Minerals play a very important part in society, in terms of both the economy and health. People use minerals to stay healthy by means of food supplements. Minerals are also present in foods that people eat. Minerals also play a very important part in the mining industry and in the economy. According to the Mine-Engineer.com (2011) Website, the mining industry in the United States includes 140,000 employees.
Metallic minerals can be melted to obtain new products. Two examples of these are iron and copper. They are usually associated with igneous rocks and are generally used to manufacture products that can be used for various purposes. Such products might include wire or wheels. Non-metallic minerals are not melted to yield new products. Two example include salt and marble, which can be used for flavoring food and building material, respectively.
Minerals are extracted and processed during the mining process. Minerals are extracted from the earth in their crude form, after which they are processed by means of industrial processes to refine them and make them available for commercial use. Copper ore, for example, is melted down to separate the metal from the rock and earth with which it is mined.
According to Mining.Net (2011), three types of mining include dredging, surface mining, and underground mining. Dredging is done close to a good water source and is generally used when large volumes of low-value product are extracted. Surface mining occur as open-cast or open-pit mining, depending on whether soft- or hard-rock mining is at issue. Underground mining occurs by means of vertical shafts or roadways that are inclined downwards. Two access routes are used for miners and materials, respectively.
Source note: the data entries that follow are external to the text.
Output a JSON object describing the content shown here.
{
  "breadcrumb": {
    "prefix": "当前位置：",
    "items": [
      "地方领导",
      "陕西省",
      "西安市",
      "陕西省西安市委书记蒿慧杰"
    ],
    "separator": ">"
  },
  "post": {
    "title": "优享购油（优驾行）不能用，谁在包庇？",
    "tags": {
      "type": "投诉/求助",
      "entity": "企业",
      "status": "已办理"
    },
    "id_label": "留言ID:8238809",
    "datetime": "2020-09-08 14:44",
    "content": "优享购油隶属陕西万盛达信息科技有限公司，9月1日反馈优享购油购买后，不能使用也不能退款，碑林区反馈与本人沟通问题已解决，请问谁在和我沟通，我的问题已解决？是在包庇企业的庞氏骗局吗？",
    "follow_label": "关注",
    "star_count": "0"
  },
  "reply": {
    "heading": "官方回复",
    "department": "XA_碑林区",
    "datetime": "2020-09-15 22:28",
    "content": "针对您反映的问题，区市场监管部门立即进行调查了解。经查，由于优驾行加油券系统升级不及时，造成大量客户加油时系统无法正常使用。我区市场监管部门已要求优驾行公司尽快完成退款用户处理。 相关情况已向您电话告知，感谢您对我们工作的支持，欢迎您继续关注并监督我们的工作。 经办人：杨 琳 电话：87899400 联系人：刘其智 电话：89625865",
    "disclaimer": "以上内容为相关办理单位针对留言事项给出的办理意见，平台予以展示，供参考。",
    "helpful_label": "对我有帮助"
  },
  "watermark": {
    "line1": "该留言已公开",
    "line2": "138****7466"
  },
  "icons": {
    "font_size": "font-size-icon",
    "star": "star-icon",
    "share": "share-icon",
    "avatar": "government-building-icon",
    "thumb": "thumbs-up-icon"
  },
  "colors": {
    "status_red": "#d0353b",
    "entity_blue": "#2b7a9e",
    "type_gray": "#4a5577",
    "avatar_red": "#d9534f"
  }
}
There are several potential impacts that mining can have on the environment (Montana State University, 2004). These include acid mine drainage formation, erosion and sedimentation, chemical releases, fugitive dust emissions, natural habitat modification, and pollution to surface and groundwater. Mine managers need to be aware of these potential effects in order to mitigate them and to create an optimal balance between mining profit and environmental sustainability.
Soil is a composition of dust, sand, plant, and mineral particles from which plants can extract water, air, and nutrition to grow. One definition of soil might be that it is the sustenance that plants need to exist and grow. It is therefore one of the basis points of all food and life on earth. Soil is vital to the environment, since it serves as the primary food and anchor source for plants. Plants are essential to maintain the oxygen levels on earth so that animal and human life can exist.
In addition to mineral particles, soil also contains living organisms. When plants and animals die, fungi and bacteria in the soil decompose them. This organic matter then becomes humus, which is processed by soil organisms such as earthworms, beetles, and termites. The processed humus then acts as food sources for plants and trees. The bacteria then supplies the soil with nutrients that are consumed by larger soil organisms (Pidwimy, 2010).
Soil erosion means the removal of soil. In ancient times, soil erosion occurred roughly at the same rate as the formation of soil. More recently, however, human activity has resulted in rapid soil erosion, where soil is removed faster than it is formed. This could occur by means of ineffective farming or grazing methods. Soil can become polluted by means of human made chemicals. Usually, this is the result of dumping chemicals and other pollutants in the soil. Soil erosion and pollution cause infertility to landmasses and therefore erodes the ability of plants to grow and farmers to grow crops.
The purpose of soil reclamation is to make land more usable by adding or removing an element that makes it difficult to use. Soil can, for example, be reclaimed from seabeds. Saturated land can be drained, or arid land can be watered to make more intensive use possible. Soil reclamation is a method that ensures greater crop growth and food supply to the world.
Forestry and Rangeland Resources and Management Strategies
Government-owned lands are those that are managed by government agencies, generally for some collective public or environmental purpose. Public-owned lands are generally managed by community agencies…